**EXERCISE**
For the word "last", give the number of lines in these entries that contain it, with nothing else.

**TASK MATERIAL**
....................
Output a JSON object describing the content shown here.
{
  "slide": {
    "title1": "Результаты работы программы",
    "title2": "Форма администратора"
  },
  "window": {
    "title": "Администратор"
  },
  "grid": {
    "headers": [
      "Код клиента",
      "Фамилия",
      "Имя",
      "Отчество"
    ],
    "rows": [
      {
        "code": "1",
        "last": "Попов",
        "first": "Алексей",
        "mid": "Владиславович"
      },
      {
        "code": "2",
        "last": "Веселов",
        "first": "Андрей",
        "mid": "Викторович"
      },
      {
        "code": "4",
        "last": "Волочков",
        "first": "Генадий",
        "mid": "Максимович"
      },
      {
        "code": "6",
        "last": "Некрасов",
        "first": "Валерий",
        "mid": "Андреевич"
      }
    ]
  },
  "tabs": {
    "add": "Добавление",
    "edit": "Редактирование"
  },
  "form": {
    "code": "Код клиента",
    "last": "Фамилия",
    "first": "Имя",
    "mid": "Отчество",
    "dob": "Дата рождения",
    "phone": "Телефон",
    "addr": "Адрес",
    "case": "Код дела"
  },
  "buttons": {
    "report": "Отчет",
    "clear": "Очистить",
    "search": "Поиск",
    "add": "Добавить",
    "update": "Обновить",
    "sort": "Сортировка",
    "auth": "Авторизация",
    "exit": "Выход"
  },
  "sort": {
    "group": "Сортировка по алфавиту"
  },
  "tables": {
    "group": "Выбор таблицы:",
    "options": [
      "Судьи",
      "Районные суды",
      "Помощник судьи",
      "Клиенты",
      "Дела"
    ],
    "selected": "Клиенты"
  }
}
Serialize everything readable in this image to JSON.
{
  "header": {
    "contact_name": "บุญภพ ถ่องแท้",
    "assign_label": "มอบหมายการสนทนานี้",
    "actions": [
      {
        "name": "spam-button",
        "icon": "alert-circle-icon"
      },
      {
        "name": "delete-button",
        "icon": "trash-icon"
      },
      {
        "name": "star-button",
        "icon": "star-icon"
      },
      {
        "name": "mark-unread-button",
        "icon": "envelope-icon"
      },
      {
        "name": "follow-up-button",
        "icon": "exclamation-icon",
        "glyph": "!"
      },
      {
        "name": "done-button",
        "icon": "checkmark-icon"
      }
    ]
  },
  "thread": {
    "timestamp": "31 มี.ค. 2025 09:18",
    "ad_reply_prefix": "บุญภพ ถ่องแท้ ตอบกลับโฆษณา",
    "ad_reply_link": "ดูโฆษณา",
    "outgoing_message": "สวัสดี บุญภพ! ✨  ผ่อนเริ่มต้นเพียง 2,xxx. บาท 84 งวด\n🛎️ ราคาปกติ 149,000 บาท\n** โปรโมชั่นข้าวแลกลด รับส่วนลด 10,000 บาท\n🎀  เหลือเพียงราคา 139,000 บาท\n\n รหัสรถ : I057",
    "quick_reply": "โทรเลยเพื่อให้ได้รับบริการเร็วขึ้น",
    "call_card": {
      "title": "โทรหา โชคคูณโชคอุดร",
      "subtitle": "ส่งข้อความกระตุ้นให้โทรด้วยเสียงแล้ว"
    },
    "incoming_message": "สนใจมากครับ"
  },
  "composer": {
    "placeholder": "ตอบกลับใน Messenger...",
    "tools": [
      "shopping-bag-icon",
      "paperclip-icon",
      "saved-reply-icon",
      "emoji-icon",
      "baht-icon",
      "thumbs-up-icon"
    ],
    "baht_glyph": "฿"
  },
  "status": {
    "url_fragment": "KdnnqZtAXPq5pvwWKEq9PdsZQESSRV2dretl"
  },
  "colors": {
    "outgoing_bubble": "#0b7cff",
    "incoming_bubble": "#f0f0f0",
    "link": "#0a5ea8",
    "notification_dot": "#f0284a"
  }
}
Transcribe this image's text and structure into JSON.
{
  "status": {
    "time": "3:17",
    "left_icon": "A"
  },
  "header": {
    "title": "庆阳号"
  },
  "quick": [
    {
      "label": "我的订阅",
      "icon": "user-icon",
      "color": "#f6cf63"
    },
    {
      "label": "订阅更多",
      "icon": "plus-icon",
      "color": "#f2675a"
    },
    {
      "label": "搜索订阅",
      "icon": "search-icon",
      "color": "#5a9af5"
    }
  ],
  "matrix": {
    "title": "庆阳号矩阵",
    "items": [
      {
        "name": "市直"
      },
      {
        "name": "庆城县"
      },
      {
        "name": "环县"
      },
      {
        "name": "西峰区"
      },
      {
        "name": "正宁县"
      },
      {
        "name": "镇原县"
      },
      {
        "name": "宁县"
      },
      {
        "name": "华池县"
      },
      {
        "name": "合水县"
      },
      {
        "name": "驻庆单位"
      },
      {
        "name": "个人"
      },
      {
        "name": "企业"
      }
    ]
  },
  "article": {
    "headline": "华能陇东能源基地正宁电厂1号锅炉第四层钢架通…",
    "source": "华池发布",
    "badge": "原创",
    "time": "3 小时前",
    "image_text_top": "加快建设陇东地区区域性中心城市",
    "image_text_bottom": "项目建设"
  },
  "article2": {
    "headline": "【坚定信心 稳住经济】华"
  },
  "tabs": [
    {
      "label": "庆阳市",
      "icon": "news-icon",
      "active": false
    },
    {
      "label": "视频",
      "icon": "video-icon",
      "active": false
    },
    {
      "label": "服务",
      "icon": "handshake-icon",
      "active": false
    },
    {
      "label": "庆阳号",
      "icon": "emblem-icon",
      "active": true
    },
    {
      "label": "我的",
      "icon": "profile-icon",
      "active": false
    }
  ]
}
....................
**THE ANSWER**
5